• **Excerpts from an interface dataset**

★ ★ ★ ★ ★ ★ ★

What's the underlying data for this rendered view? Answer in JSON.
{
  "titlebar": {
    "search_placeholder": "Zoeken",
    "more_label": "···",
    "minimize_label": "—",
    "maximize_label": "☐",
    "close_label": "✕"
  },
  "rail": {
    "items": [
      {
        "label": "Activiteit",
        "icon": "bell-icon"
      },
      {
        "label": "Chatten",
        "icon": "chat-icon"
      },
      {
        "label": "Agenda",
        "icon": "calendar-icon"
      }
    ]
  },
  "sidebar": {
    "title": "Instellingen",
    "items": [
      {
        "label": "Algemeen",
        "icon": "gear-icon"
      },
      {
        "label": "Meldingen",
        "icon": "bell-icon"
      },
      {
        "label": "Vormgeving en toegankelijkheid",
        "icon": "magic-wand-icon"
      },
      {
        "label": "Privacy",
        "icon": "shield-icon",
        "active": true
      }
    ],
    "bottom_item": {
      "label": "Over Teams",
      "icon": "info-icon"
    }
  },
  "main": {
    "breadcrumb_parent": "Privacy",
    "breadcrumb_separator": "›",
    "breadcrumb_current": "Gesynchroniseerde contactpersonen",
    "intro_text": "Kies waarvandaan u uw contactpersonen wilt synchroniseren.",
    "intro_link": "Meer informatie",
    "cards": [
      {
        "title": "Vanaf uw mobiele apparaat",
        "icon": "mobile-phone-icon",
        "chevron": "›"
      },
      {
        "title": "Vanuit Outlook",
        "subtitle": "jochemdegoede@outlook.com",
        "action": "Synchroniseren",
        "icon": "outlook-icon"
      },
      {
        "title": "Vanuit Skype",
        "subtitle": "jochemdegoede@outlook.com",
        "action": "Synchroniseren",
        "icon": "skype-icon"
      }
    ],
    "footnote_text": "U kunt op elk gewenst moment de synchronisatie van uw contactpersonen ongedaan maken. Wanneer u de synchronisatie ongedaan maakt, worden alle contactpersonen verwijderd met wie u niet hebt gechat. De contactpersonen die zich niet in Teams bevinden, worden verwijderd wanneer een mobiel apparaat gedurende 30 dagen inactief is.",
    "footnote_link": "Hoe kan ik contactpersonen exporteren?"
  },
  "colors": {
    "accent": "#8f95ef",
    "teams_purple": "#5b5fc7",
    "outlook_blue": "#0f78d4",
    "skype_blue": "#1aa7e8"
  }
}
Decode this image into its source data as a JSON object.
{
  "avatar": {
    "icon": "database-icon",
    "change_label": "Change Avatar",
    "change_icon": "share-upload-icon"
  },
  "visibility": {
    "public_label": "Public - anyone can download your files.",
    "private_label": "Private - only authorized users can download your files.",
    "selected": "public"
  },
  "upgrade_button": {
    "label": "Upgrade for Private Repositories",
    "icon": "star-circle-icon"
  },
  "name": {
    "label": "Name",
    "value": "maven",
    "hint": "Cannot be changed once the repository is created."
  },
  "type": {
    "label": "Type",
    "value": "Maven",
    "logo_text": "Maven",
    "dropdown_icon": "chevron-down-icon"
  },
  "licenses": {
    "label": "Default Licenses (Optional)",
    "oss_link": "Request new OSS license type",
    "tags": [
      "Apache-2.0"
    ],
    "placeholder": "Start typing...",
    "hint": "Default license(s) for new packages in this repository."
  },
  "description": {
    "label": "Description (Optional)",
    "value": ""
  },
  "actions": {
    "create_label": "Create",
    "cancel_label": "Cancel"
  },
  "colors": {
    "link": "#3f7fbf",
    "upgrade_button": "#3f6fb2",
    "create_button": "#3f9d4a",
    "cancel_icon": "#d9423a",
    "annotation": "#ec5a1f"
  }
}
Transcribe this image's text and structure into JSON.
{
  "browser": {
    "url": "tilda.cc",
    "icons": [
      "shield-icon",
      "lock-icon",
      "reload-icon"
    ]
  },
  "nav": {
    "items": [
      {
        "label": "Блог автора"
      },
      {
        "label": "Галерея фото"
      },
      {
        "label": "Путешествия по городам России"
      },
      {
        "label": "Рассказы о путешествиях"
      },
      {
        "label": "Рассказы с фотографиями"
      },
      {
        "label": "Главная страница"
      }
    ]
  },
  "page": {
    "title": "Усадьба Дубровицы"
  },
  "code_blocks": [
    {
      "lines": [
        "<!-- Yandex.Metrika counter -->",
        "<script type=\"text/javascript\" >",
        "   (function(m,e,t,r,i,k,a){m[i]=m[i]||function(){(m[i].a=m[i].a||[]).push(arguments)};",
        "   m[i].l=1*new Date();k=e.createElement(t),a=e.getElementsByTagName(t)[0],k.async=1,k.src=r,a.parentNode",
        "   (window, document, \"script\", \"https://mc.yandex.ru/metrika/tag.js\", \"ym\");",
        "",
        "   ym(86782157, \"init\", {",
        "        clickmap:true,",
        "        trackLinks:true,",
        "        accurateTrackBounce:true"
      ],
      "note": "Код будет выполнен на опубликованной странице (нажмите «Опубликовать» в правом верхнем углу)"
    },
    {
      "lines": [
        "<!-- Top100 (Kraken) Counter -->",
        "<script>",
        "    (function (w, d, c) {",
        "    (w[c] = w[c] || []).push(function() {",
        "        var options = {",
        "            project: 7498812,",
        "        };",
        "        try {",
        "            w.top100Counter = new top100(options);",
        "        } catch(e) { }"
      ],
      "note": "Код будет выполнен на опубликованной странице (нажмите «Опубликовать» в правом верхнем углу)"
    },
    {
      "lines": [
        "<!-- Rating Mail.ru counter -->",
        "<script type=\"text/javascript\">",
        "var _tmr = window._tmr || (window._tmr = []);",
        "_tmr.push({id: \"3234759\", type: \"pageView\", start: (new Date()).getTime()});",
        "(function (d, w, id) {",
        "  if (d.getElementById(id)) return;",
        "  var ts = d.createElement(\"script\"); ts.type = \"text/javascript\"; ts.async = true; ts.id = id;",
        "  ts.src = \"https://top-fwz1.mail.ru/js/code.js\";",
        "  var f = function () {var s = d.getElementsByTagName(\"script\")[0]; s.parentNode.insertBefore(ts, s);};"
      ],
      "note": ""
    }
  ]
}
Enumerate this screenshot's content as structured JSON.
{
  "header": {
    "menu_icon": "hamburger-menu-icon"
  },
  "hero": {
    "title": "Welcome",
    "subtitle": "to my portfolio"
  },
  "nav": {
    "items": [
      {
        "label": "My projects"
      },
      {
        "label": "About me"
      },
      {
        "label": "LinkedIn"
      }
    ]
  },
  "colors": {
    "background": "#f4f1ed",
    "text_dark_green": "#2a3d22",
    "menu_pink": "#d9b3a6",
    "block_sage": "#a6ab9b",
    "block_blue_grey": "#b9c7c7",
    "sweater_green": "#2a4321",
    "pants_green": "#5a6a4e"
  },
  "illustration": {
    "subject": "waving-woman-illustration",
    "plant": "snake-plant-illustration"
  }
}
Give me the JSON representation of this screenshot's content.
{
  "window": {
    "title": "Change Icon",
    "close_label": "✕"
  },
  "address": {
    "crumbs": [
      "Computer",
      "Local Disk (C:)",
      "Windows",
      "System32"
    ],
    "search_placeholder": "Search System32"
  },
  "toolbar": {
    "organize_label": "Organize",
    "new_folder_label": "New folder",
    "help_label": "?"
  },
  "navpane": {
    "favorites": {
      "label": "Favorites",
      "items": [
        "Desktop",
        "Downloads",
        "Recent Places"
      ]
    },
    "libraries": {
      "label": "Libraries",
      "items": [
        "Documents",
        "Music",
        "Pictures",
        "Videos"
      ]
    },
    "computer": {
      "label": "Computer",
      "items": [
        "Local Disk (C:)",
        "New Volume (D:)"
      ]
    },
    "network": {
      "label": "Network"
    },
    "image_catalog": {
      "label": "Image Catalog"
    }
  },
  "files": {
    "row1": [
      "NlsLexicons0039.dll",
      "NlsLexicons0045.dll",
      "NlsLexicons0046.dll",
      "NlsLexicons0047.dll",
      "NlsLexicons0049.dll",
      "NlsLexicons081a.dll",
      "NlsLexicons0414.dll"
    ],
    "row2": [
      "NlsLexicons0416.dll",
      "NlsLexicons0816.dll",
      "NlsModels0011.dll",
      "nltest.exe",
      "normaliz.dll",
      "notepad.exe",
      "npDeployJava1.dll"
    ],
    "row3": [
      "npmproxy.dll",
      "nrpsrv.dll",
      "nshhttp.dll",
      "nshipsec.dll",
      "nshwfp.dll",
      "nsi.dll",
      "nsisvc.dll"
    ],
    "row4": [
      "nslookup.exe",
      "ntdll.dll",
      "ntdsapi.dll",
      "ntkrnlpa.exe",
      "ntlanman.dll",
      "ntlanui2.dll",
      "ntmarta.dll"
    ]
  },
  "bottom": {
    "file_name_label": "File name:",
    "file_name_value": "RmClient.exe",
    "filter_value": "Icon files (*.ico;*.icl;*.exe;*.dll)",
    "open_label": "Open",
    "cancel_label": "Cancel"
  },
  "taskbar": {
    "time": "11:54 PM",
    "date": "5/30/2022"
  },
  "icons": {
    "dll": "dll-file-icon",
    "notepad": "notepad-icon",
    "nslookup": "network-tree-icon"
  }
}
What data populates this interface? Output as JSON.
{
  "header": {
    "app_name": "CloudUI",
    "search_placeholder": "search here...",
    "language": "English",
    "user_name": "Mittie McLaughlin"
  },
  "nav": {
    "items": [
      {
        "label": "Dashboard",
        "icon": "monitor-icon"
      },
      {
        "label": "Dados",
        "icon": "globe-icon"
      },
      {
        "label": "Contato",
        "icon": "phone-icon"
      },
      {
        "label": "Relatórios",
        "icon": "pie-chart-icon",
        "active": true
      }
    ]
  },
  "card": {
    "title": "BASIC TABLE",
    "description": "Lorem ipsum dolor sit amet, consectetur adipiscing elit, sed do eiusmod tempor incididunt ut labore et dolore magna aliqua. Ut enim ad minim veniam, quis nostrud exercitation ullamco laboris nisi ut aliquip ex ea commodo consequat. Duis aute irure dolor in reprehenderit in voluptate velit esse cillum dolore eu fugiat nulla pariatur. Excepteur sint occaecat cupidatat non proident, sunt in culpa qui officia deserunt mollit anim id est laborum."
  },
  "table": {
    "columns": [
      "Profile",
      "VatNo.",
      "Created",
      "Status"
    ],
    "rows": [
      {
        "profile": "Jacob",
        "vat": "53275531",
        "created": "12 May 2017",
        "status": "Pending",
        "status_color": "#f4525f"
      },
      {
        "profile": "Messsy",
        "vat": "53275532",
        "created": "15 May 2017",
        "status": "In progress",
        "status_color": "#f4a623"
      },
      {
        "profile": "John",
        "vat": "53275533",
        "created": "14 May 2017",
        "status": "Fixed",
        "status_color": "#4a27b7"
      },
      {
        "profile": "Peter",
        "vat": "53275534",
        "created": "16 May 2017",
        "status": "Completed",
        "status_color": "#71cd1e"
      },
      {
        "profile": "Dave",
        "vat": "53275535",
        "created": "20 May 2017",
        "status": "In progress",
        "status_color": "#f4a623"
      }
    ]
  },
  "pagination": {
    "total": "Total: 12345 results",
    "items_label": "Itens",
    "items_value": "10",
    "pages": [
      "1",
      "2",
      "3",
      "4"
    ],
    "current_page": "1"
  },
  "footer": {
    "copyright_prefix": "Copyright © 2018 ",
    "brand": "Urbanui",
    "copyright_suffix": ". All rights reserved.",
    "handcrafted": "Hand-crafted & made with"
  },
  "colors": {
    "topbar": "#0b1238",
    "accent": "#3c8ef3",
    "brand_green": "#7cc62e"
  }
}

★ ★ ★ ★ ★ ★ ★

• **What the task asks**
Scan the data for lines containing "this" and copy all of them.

• **Answer to the exercise**
What's the underlying data for this rendered view? Answer in JSON.
Decode this image into its source data as a JSON object.
    "hint": "Default license(s) for new packages in this repository."
Transcribe this image's text and structure into JSON.
Enumerate this screenshot's content as structured JSON.
Give me the JSON representation of this screenshot's content.
What data populates this interface? Output as JSON.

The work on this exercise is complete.